For a short time during my childhood, I live in Indianapolis, where my family spent our share of days huddled in a closet waiting out severe weather (including at least one tornado). I did not need books or movies to impress upon me their ability to terrorize and bewitch with their overwhelming power. But these days, it does not matter where you live: a tornado is coming your way. And there is some value in this multi-channel experience: if you looked closely enough at the May 10 Chicago Tribune tornado spread, you could learn about the Vortex Project an undertaking created to improve tornado forecasting. So the reporting does call attention to a public service. You just have to find it through the storm of hype.

PS: how come tornadoes don’t get names like hurricanes?

Actions speak louder than words for BP & consumers


Jeff Bezos once said famously that a brand is formed mostly by what a company does, not by what it says. If that’s the case, then the BP brand is in serious trouble — provided that consumers are going to take action, too. About 10 years go, BP repositioned its brand to stand for “Beyond Petroleum,” a sign of its commitment to making the world a better, cleaner place through a commitment to environmentally sound practices. As BP is fond of saying, “our products and services contribute to a better quality of life.”

Now let us consider the April 20 oil spill in the Golf Coast caused by the sinking of a drilling rig under the operation of BP. The spill has cost the lives of 11 crew members and created a “potentially unprecedented natural disaster” in the words of U.S. President Barack Obama.

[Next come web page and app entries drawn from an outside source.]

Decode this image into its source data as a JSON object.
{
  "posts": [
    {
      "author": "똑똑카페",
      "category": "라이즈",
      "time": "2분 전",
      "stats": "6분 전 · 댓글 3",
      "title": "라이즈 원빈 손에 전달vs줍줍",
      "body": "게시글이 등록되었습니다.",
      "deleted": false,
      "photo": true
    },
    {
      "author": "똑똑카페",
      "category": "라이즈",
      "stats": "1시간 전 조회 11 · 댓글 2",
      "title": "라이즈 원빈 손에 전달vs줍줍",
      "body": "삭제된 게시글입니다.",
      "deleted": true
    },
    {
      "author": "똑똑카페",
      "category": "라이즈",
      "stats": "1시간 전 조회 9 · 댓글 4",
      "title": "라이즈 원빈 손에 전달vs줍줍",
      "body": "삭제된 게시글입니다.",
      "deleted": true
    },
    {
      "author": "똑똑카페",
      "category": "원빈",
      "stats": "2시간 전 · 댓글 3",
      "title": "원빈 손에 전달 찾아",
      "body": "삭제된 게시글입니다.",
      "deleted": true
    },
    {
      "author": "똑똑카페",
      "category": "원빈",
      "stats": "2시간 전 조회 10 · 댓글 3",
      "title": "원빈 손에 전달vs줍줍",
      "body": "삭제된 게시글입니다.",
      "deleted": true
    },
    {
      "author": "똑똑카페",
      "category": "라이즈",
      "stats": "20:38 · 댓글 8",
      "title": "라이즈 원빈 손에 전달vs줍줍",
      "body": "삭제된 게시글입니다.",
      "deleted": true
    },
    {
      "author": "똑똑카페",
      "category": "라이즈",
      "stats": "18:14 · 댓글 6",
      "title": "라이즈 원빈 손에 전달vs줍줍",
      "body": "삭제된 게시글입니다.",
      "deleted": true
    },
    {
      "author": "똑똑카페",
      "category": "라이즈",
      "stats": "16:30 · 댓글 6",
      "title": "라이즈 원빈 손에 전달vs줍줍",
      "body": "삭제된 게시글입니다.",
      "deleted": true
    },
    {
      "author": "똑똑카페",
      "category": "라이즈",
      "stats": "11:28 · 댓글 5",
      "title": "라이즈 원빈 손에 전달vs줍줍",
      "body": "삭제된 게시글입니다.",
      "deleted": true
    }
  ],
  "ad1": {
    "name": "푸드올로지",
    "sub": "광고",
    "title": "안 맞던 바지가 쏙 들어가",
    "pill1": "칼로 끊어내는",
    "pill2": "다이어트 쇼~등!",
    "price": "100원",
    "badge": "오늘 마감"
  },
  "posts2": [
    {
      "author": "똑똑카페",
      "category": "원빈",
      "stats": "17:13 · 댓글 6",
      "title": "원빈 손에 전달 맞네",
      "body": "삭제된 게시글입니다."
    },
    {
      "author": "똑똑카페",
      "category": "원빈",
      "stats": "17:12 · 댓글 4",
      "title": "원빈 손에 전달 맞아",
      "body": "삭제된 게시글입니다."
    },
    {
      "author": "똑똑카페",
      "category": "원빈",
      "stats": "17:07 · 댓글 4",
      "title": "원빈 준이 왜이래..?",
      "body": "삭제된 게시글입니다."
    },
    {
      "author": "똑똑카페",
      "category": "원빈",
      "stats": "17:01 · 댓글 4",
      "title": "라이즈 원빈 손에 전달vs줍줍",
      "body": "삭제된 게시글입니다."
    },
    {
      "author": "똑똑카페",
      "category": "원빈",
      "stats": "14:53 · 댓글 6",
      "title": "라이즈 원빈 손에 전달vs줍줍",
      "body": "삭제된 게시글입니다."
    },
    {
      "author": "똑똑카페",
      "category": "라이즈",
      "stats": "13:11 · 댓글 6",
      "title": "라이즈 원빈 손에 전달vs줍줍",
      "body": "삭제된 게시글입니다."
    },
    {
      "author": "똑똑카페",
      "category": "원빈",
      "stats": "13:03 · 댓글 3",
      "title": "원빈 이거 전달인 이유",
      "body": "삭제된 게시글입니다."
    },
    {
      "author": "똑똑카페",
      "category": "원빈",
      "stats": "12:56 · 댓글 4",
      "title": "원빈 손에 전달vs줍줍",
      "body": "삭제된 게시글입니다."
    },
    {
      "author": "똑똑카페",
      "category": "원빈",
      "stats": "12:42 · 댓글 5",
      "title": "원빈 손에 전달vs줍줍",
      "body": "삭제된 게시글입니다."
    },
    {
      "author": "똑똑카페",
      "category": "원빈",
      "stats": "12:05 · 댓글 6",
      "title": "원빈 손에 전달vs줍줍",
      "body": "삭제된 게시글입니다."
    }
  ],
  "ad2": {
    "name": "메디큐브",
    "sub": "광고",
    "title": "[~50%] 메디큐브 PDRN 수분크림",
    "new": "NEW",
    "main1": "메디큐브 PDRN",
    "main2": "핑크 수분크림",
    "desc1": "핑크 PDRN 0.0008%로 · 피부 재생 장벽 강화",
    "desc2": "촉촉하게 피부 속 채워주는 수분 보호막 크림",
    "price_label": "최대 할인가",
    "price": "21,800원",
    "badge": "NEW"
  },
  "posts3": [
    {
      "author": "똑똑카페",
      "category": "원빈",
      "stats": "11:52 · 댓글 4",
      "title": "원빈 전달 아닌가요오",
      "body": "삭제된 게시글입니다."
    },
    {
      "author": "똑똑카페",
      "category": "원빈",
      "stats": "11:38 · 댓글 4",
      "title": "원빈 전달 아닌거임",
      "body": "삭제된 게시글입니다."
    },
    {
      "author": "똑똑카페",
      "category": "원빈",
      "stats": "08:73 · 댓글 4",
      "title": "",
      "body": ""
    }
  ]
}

As reported by Guy Chazan in the May 3 Wall Street Journal, “The oil, still spewing from the well on the ocean floor, threatens to blacken the Louisiana shoreline and BP’s reputation.”

Now what was that about BP contributing to a better quality of life?

To be sure, BP is attempting to show it is taking action in the aftermath of the spill, as documented on the company’s website.  But we should expect nothing less than a response to a catasrophe of BP’s own making.

Now for a hard question: how much will negative fall-out from the oil spill hurt BP in the long run? Yes, there is outrage over what BP has done.  But at least in the United States, we call ourselves consumers for a good reason: we do like to consume things. Like cars. Gasoline. And all the goodies that you can buy at BP full-service stations.

Our short-term emotional response to the oil spill will compete with our long-term desire to consume — including all the things BP does to fuel our lifestyles. For consumers, actions speak louder than words, too.